The Season Openers

In 1891, Pittsburgh heard the name Pirates for the first time, though they were still locally known as the Alleghenys for the next few years, and they were known as the Braves for all of 1894 (as well as the Patriots for all of 1898). The “Pirates” opened their season coming off the worst year in franchise history. The team went 23-113 in 1890, when the roster was decimated by players leaving for the newly formed Player’s League. When that league ended after just one season, many of the players returned to their old teams, but Pittsburgh was also able to sign other star players such as Louis Bierbauer and Pete Browning. Those signings led to the “Pirates” name. There’s a lot more to that story, including the fact that the current team should be considered a different team than the 1882-90 teams (that definitely deserves more explaining, right?).

Pittsburgh opened the 1891 season at home against Cap Anson and the Chicago Colts. With Pud Galvin on the mound, they lost 7-6 in front of 5,500 fans. The lineup that day, which include four future Hall of Famers (should be five with Browning), was as follows:

Doggie Miller, SS
Jake Beckley, 1B
Fred Carroll, RF
Pete Browning, LF
Louis Bierbauer, 2B
Ned Hanlon, CF
Connie Mack, C
Charlie Reilly, 3B
Pud Galvin, P

In 1897 the Pirates opened their season against the St Louis Browns. It was an easy 4-1 win for Pittsburgh, with the only run they allowed coming off a double steal in the second inning. Frank Killen was in the pitcher’s box for the Pirates, coming off a 30-win season in 1896. It was his second 30-win season while with the team. Killen allowed six hits, all singles, struck out four and threw a complete game. Steve Brodie made his Pirates debut in center field that day. He was a star defensive outfielder who Pittsburgh acquired in the off-season for Jake Stenzel, the franchises all-time leader in batting average with a .360 mark. Brodie hit two doubles while batting in the fifth spot, and all four men ahead of him in the lineup scored one run apiece. The Pirates lineup that day, which was completely different than six years earlier, was:

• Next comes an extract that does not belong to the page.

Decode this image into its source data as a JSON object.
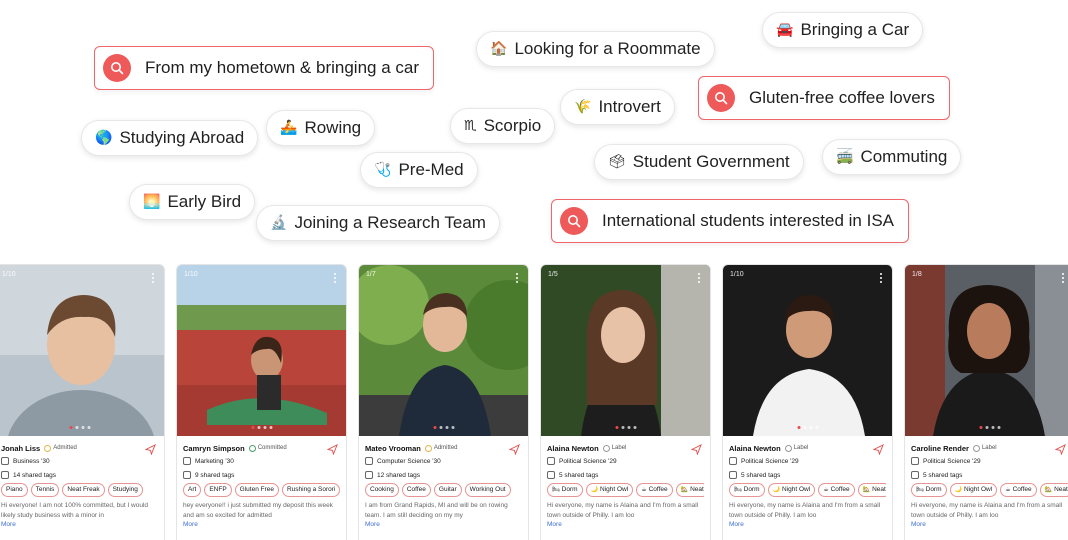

Elmer Smith, LF
Bones Ely, SS
Patsy Donovan, RF
Jim Donnelly, 3B
Steve Brodie, CF
Denny Lyons, 1B
Dick Padden, 2B
Joe Sudgen, C
Frank Killen, P